College Sports in the Age of COVID

Jacob Durbin

In a world that has become increasingly difficult to navigate in the age of a pandemic, sports are certainly no exception. And while many professional leagues have successfully implemented alternate plans with safety protocols firmly in place, college sports is another situation entirely.

    The logistics of college sports prove to be far more complex; liability issues, the scope of the D1’s size with over 130 teams, and the massive network of university, state, and conference policies on the pandemic. Additionally, it becomes a much harder task to restart when considering that the NCAA, the governing body of college athletics, has generally taken a backseat on the process of restarting football and basketball at the collegiate level; leaving each conference to make their own decision, causing scheduling nightmares across the country.

     College football proved to be the first test for an attempted restart of the seasonal sports. It was clear from the beginning, that in the midst of the pandemic, the season would look entirely different; if it was to be played at all. The 5 major conferences were split on how (and if) they should go about resuming play for a new season. The ACC, SEC, and Big 12 opted to continue plans to start their seasons ons schedule with testing protocols and safety measures in place. Also, to avoid long travel, they opted to limit games to within their own conferences.

     However, the decision was not as simple for all; the Big 10 conference, along with the Pac-12, opted at first to not restart on schedule, choosing to “re-evaluate” later in the season. But with other teams far ahead on their schedules by the time of the December reconsideration date, it was clear to most that this was practically a cancellation of the 2020 campaign in these leagues.

    Despite this initial concern, the Big 10’s teams later voted unanimously on September 16 to reverse their choice and play an abbreviated intra-conference schedule of 8 games, starting on the weekend of October 23. The Pac-12, meanwhile, has approved the framework for a restart of the fall football season that will begin on the weekend of November 6, with no fan attendance. The schedule has yet to be revealed.

    And while fans, players, coaches, and analysts across the country are no doubt ecstatic with the decision, it will certainly be interesting to see what implications these differences in scheduling have on the College Football Playoff and postseason bowl selection processes.

    As for the plan for college basketball, the planning has yet to be as detailed. A tentative goal for a restart has been set for November 25. It’s still unclear whether an NCAA tournament will be possible, after it was canceled in late March 2020 due to the surfacing of the COVID-19 pandemic.

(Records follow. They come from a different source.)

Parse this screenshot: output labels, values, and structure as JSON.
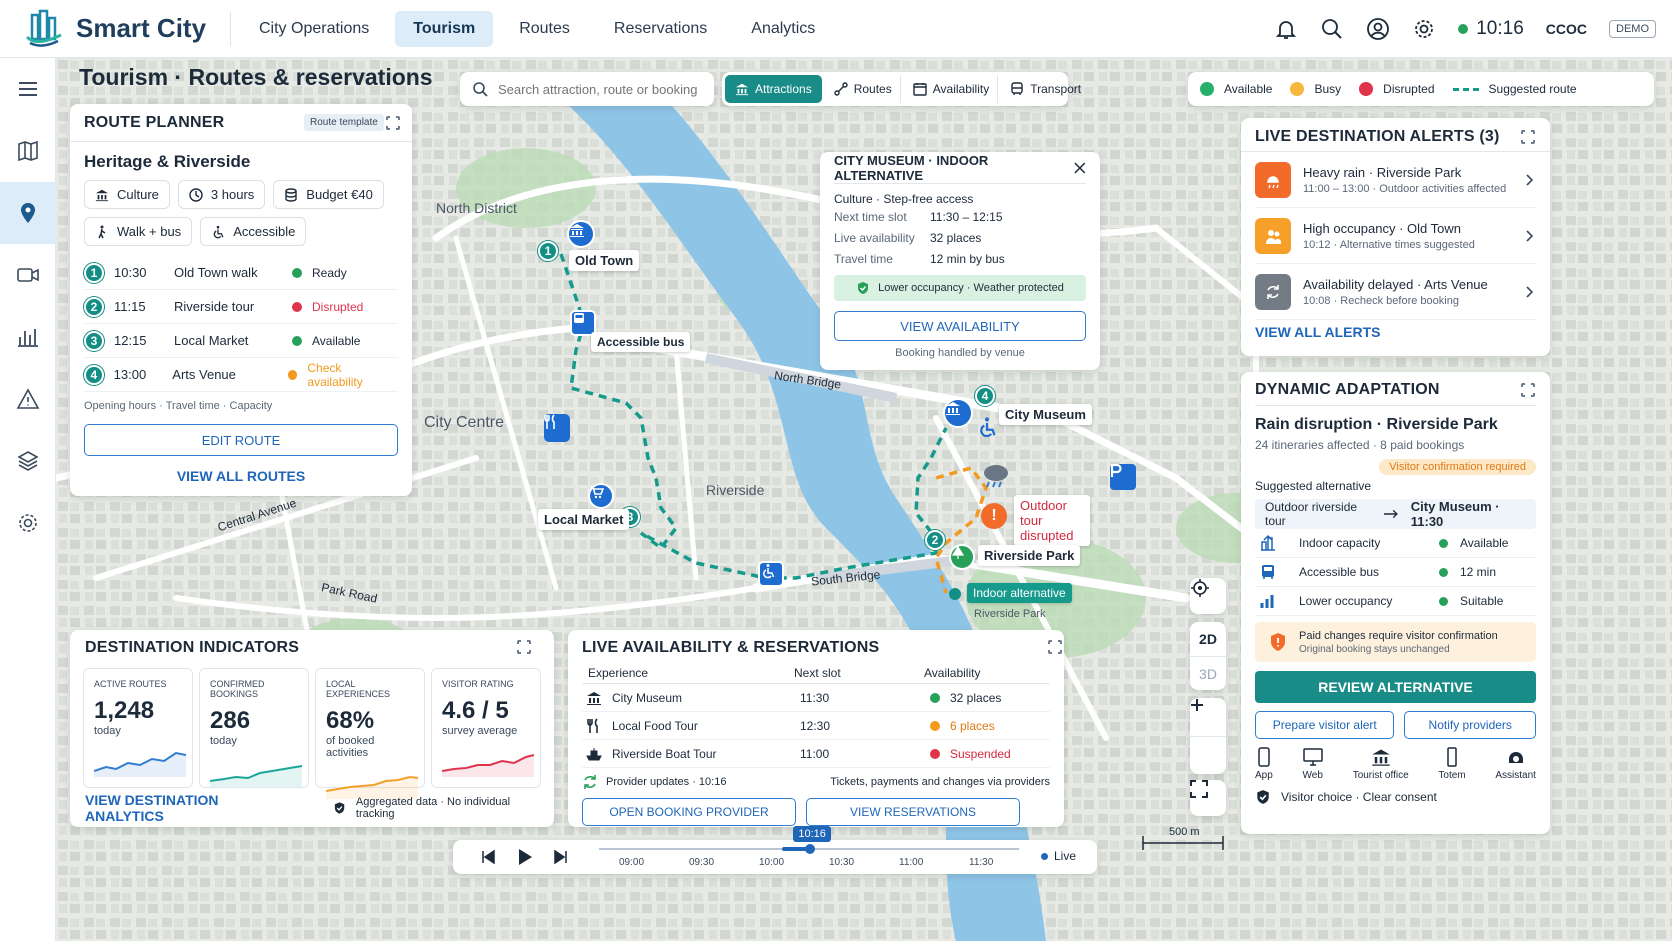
{
  "app": {
    "brand": "Smart City",
    "time": "10:16",
    "org": "CCOC",
    "demo": "DEMO"
  },
  "nav": [
    "City Operations",
    "Tourism",
    "Routes",
    "Reservations",
    "Analytics"
  ],
  "page_title": "Tourism · Routes & reservations",
  "search": {
    "placeholder": "Search attraction, route or booking..."
  },
  "filters": [
    "Attractions",
    "Routes",
    "Availability",
    "Transport"
  ],
  "legend": {
    "available": "Available",
    "busy": "Busy",
    "disrupted": "Disrupted",
    "suggested": "Suggested route"
  },
  "route_planner": {
    "title": "ROUTE PLANNER",
    "template": "Route template",
    "route_name": "Heritage & Riverside",
    "tags": [
      "Culture",
      "3 hours",
      "Budget €40",
      "Walk + bus",
      "Accessible"
    ],
    "stops": [
      {
        "n": "1",
        "time": "10:30",
        "name": "Old Town walk",
        "status": "Ready",
        "color": "#27a05a"
      },
      {
        "n": "2",
        "time": "11:15",
        "name": "Riverside tour",
        "status": "Disrupted",
        "color": "#e0344a"
      },
      {
        "n": "3",
        "time": "12:15",
        "name": "Local Market",
        "status": "Available",
        "color": "#27a05a"
      },
      {
        "n": "4",
        "time": "13:00",
        "name": "Arts Venue",
        "status": "Check availability",
        "color": "#f39a1e"
      }
    ],
    "footnote": "Opening hours · Travel time · Capacity",
    "edit": "EDIT ROUTE",
    "view_all": "VIEW ALL ROUTES"
  },
  "museum_popup": {
    "title": "CITY MUSEUM · INDOOR ALTERNATIVE",
    "subtitle": "Culture · Step-free access",
    "rows": [
      {
        "k": "Next time slot",
        "v": "11:30 – 12:15"
      },
      {
        "k": "Live availability",
        "v": "32 places"
      },
      {
        "k": "Travel time",
        "v": "12 min by bus"
      }
    ],
    "badge": "Lower occupancy · Weather protected",
    "button": "VIEW AVAILABILITY",
    "note": "Booking handled by venue"
  },
  "map_labels": {
    "north_district": "North District",
    "city_centre": "City Centre",
    "riverside": "Riverside",
    "old_town": "Old Town",
    "accessible_bus": "Accessible bus",
    "local_market": "Local Market",
    "city_museum": "City Museum",
    "riverside_park": "Riverside Park",
    "outdoor_tour": "Outdoor tour disrupted",
    "indoor_alt": "Indoor alternative",
    "riverside_park_small": "Riverside Park",
    "north_bridge": "North Bridge",
    "south_bridge": "South Bridge",
    "central_avenue": "Central Avenue",
    "park_road": "Park Road",
    "scale": "500 m"
  },
  "map_controls": {
    "d2": "2D",
    "d3": "3D"
  },
  "alerts": {
    "title": "LIVE DESTINATION ALERTS (3)",
    "items": [
      {
        "title": "Heavy rain · Riverside Park",
        "sub": "11:00 – 13:00 · Outdoor activities affected",
        "color": "#f26b2a"
      },
      {
        "title": "High occupancy · Old Town",
        "sub": "10:12 · Alternative times suggested",
        "color": "#f6a02a"
      },
      {
        "title": "Availability delayed · Arts Venue",
        "sub": "10:08 · Recheck before booking",
        "color": "#737b84"
      }
    ],
    "view_all": "VIEW ALL ALERTS"
  },
  "adaptation": {
    "title": "DYNAMIC ADAPTATION",
    "headline": "Rain disruption · Riverside Park",
    "sub": "24 itineraries affected · 8 paid bookings",
    "badge": "Visitor confirmation required",
    "suggested_label": "Suggested alternative",
    "from": "Outdoor riverside tour",
    "to": "City Museum · 11:30",
    "rows": [
      {
        "k": "Indoor capacity",
        "v": "Available"
      },
      {
        "k": "Accessible bus",
        "v": "12 min"
      },
      {
        "k": "Lower occupancy",
        "v": "Suitable"
      }
    ],
    "warn_title": "Paid changes require visitor confirmation",
    "warn_sub": "Original booking stays unchanged",
    "review": "REVIEW ALTERNATIVE",
    "prepare": "Prepare visitor alert",
    "notify": "Notify providers",
    "channels": [
      "App",
      "Web",
      "Tourist office",
      "Totem",
      "Assistant"
    ],
    "footer": "Visitor choice · Clear consent"
  },
  "indicators": {
    "title": "DESTINATION INDICATORS",
    "cards": [
      {
        "label": "ACTIVE ROUTES",
        "value": "1,248",
        "sub": "today",
        "color": "#2e7dd1"
      },
      {
        "label": "CONFIRMED BOOKINGS",
        "value": "286",
        "sub": "today",
        "color": "#1aa79a"
      },
      {
        "label": "LOCAL EXPERIENCES",
        "value": "68%",
        "sub": "of booked activities",
        "color": "#f3a02a"
      },
      {
        "label": "VISITOR RATING",
        "value": "4.6 / 5",
        "sub": "survey average",
        "color": "#e0344a"
      }
    ],
    "link": "VIEW DESTINATION ANALYTICS",
    "privacy": "Aggregated data · No individual tracking"
  },
  "availability": {
    "title": "LIVE AVAILABILITY & RESERVATIONS",
    "headers": [
      "Experience",
      "Next slot",
      "Availability"
    ],
    "rows": [
      {
        "name": "City Museum",
        "slot": "11:30",
        "avail": "32 places",
        "color": "#27a05a",
        "tc": "#1d2a3a"
      },
      {
        "name": "Local Food Tour",
        "slot": "12:30",
        "avail": "6 places",
        "color": "#f39a1e",
        "tc": "#e07a10"
      },
      {
        "name": "Riverside Boat Tour",
        "slot": "11:00",
        "avail": "Suspended",
        "color": "#e0344a",
        "tc": "#d42a3f"
      }
    ],
    "updates": "Provider updates · 10:16",
    "note": "Tickets, payments and changes via providers",
    "open": "OPEN BOOKING PROVIDER",
    "view": "VIEW RESERVATIONS"
  },
  "timeline": {
    "current": "10:16",
    "ticks": [
      "09:00",
      "09:30",
      "10:00",
      "10:30",
      "11:00",
      "11:30"
    ],
    "live": "Live"
  }
}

    College sports serve as a lifeline revenue source for universities all across the states and impact the future development and careers of countless student-athletes. And while the success of the restart’s execution is still yet to be determined, the motivation and devoted attempts to resume the play of college sports at the highest level has been set in stone. We’ll see if the NCAA and its major conferences can live up to the task.